▶ _EXERCISE DESCRIPTION_
Return every line from the records below with the string "Futures".

(INFORMATION GIVEN Opens)

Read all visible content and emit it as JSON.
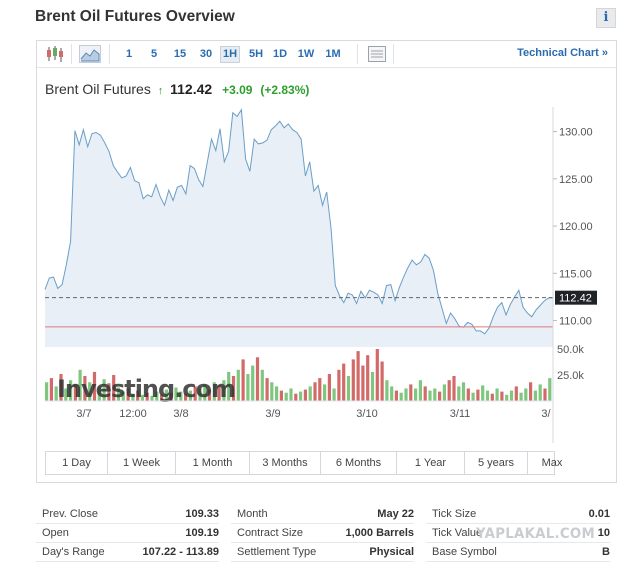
{
  "page": {
    "title": "Brent Oil Futures Overview",
    "info_icon": "i"
  },
  "toolbar": {
    "timeframes": [
      "1",
      "5",
      "15",
      "30",
      "1H",
      "5H",
      "1D",
      "1W",
      "1M"
    ],
    "active_timeframe": "1H",
    "technical_chart_label": "Technical Chart »"
  },
  "quote": {
    "name": "Brent Oil Futures",
    "arrow": "↑",
    "price": "112.42",
    "change": "+3.09",
    "change_pct": "(+2.83%)",
    "up_color": "#2ba02b"
  },
  "chart_data": {
    "type": "area",
    "title": "",
    "xlabel": "",
    "ylabel": "",
    "x_tick_labels": [
      "3/7",
      "12:00",
      "3/8",
      "3/9",
      "3/10",
      "3/11",
      "3/"
    ],
    "y_tick_labels": [
      "130.00",
      "125.00",
      "120.00",
      "115.00",
      "110.00"
    ],
    "ylim": [
      107.2,
      132.6
    ],
    "last_price": 112.42,
    "last_price_label": "112.42",
    "prev_close": 109.33,
    "grid": false,
    "series": [
      {
        "values": [
          113.3,
          114.5,
          114.6,
          113.4,
          113.8,
          115.9,
          118.4,
          130.1,
          128.6,
          130.2,
          128.4,
          129.8,
          129.9,
          129.6,
          128.8,
          127.9,
          126.4,
          125.7,
          125.1,
          125.3,
          126.2,
          124.8,
          124.6,
          122.9,
          123.3,
          123.1,
          124.4,
          123.1,
          122.2,
          123.8,
          122.7,
          124.1,
          124.3,
          123.4,
          126.4,
          126.1,
          124.9,
          124.2,
          126.7,
          129.2,
          128.0,
          130.3,
          126.8,
          127.9,
          132.0,
          131.6,
          132.3,
          127.1,
          125.8,
          129.2,
          128.7,
          128.8,
          129.1,
          130.2,
          130.6,
          131.1,
          130.4,
          130.8,
          130.2,
          129.9,
          129.2,
          125.3,
          126.8,
          123.7,
          124.3,
          122.2,
          123.6,
          119.8,
          113.7,
          112.6,
          111.9,
          112.9,
          112.7,
          111.8,
          113.1,
          112.4,
          113.2,
          113.0,
          112.7,
          111.8,
          113.7,
          113.8,
          112.1,
          113.5,
          114.6,
          115.6,
          116.4,
          115.9,
          116.2,
          117.0,
          116.6,
          115.3,
          112.9,
          111.3,
          109.7,
          110.8,
          110.2,
          109.4,
          109.3,
          109.8,
          109.6,
          108.9,
          108.9,
          108.6,
          109.2,
          110.4,
          111.4,
          111.9,
          110.6,
          111.7,
          112.5,
          113.2,
          111.4,
          110.8,
          110.4,
          111.1,
          111.6,
          112.1,
          112.4,
          112.42
        ],
        "color": "#6a9ec8",
        "fill": "#e8eff6"
      }
    ],
    "volume": {
      "tick_labels": [
        "50.0k",
        "25.0k"
      ],
      "bars": [
        {
          "v": 18,
          "c": "g"
        },
        {
          "v": 22,
          "c": "r"
        },
        {
          "v": 14,
          "c": "g"
        },
        {
          "v": 26,
          "c": "r"
        },
        {
          "v": 12,
          "c": "g"
        },
        {
          "v": 20,
          "c": "g"
        },
        {
          "v": 16,
          "c": "r"
        },
        {
          "v": 30,
          "c": "g"
        },
        {
          "v": 24,
          "c": "r"
        },
        {
          "v": 18,
          "c": "g"
        },
        {
          "v": 28,
          "c": "r"
        },
        {
          "v": 14,
          "c": "g"
        },
        {
          "v": 21,
          "c": "g"
        },
        {
          "v": 17,
          "c": "r"
        },
        {
          "v": 25,
          "c": "r"
        },
        {
          "v": 13,
          "c": "g"
        },
        {
          "v": 9,
          "c": "g"
        },
        {
          "v": 12,
          "c": "r"
        },
        {
          "v": 7,
          "c": "g"
        },
        {
          "v": 10,
          "c": "r"
        },
        {
          "v": 6,
          "c": "g"
        },
        {
          "v": 8,
          "c": "r"
        },
        {
          "v": 5,
          "c": "g"
        },
        {
          "v": 9,
          "c": "g"
        },
        {
          "v": 6,
          "c": "r"
        },
        {
          "v": 11,
          "c": "g"
        },
        {
          "v": 8,
          "c": "r"
        },
        {
          "v": 13,
          "c": "g"
        },
        {
          "v": 9,
          "c": "g"
        },
        {
          "v": 7,
          "c": "r"
        },
        {
          "v": 10,
          "c": "g"
        },
        {
          "v": 14,
          "c": "r"
        },
        {
          "v": 12,
          "c": "g"
        },
        {
          "v": 16,
          "c": "g"
        },
        {
          "v": 11,
          "c": "r"
        },
        {
          "v": 18,
          "c": "g"
        },
        {
          "v": 15,
          "c": "r"
        },
        {
          "v": 20,
          "c": "g"
        },
        {
          "v": 28,
          "c": "g"
        },
        {
          "v": 24,
          "c": "r"
        },
        {
          "v": 30,
          "c": "g"
        },
        {
          "v": 40,
          "c": "r"
        },
        {
          "v": 26,
          "c": "g"
        },
        {
          "v": 34,
          "c": "g"
        },
        {
          "v": 42,
          "c": "r"
        },
        {
          "v": 30,
          "c": "g"
        },
        {
          "v": 22,
          "c": "r"
        },
        {
          "v": 18,
          "c": "g"
        },
        {
          "v": 14,
          "c": "g"
        },
        {
          "v": 10,
          "c": "r"
        },
        {
          "v": 8,
          "c": "g"
        },
        {
          "v": 12,
          "c": "g"
        },
        {
          "v": 7,
          "c": "r"
        },
        {
          "v": 9,
          "c": "g"
        },
        {
          "v": 11,
          "c": "r"
        },
        {
          "v": 14,
          "c": "g"
        },
        {
          "v": 18,
          "c": "r"
        },
        {
          "v": 22,
          "c": "r"
        },
        {
          "v": 16,
          "c": "g"
        },
        {
          "v": 26,
          "c": "r"
        },
        {
          "v": 12,
          "c": "g"
        },
        {
          "v": 30,
          "c": "r"
        },
        {
          "v": 36,
          "c": "r"
        },
        {
          "v": 24,
          "c": "g"
        },
        {
          "v": 40,
          "c": "r"
        },
        {
          "v": 48,
          "c": "r"
        },
        {
          "v": 34,
          "c": "r"
        },
        {
          "v": 44,
          "c": "r"
        },
        {
          "v": 28,
          "c": "g"
        },
        {
          "v": 50,
          "c": "r"
        },
        {
          "v": 38,
          "c": "r"
        },
        {
          "v": 20,
          "c": "g"
        },
        {
          "v": 14,
          "c": "g"
        },
        {
          "v": 10,
          "c": "r"
        },
        {
          "v": 8,
          "c": "g"
        },
        {
          "v": 12,
          "c": "g"
        },
        {
          "v": 16,
          "c": "r"
        },
        {
          "v": 12,
          "c": "g"
        },
        {
          "v": 20,
          "c": "g"
        },
        {
          "v": 14,
          "c": "r"
        },
        {
          "v": 10,
          "c": "g"
        },
        {
          "v": 12,
          "c": "g"
        },
        {
          "v": 9,
          "c": "r"
        },
        {
          "v": 16,
          "c": "g"
        },
        {
          "v": 20,
          "c": "r"
        },
        {
          "v": 24,
          "c": "r"
        },
        {
          "v": 14,
          "c": "g"
        },
        {
          "v": 18,
          "c": "g"
        },
        {
          "v": 12,
          "c": "r"
        },
        {
          "v": 8,
          "c": "g"
        },
        {
          "v": 11,
          "c": "r"
        },
        {
          "v": 15,
          "c": "g"
        },
        {
          "v": 10,
          "c": "g"
        },
        {
          "v": 7,
          "c": "r"
        },
        {
          "v": 12,
          "c": "g"
        },
        {
          "v": 9,
          "c": "r"
        },
        {
          "v": 6,
          "c": "g"
        },
        {
          "v": 10,
          "c": "g"
        },
        {
          "v": 14,
          "c": "r"
        },
        {
          "v": 8,
          "c": "g"
        },
        {
          "v": 12,
          "c": "g"
        },
        {
          "v": 18,
          "c": "r"
        },
        {
          "v": 10,
          "c": "g"
        },
        {
          "v": 16,
          "c": "g"
        },
        {
          "v": 12,
          "c": "r"
        },
        {
          "v": 22,
          "c": "g"
        }
      ],
      "up_color": "#7fc77f",
      "down_color": "#d36a6a"
    },
    "watermark": "Investing.com"
  },
  "ranges": [
    "1 Day",
    "1 Week",
    "1 Month",
    "3 Months",
    "6 Months",
    "1 Year",
    "5 years",
    "Max"
  ],
  "stats": [
    [
      {
        "label": "Prev. Close",
        "value": "109.33"
      },
      {
        "label": "Month",
        "value": "May 22"
      },
      {
        "label": "Tick Size",
        "value": "0.01"
      }
    ],
    [
      {
        "label": "Open",
        "value": "109.19"
      },
      {
        "label": "Contract Size",
        "value": "1,000 Barrels"
      },
      {
        "label": "Tick Value",
        "value": "10"
      }
    ],
    [
      {
        "label": "Day's Range",
        "value": "107.22 - 113.89"
      },
      {
        "label": "Settlement Type",
        "value": "Physical"
      },
      {
        "label": "Base Symbol",
        "value": "B"
      }
    ]
  ],
  "watermark_site": "YAPLAKAL.COM"
}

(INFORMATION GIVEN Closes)

▶ _TASK RESPONSE_
    "title": "Brent Oil Futures Overview",
    "name": "Brent Oil Futures",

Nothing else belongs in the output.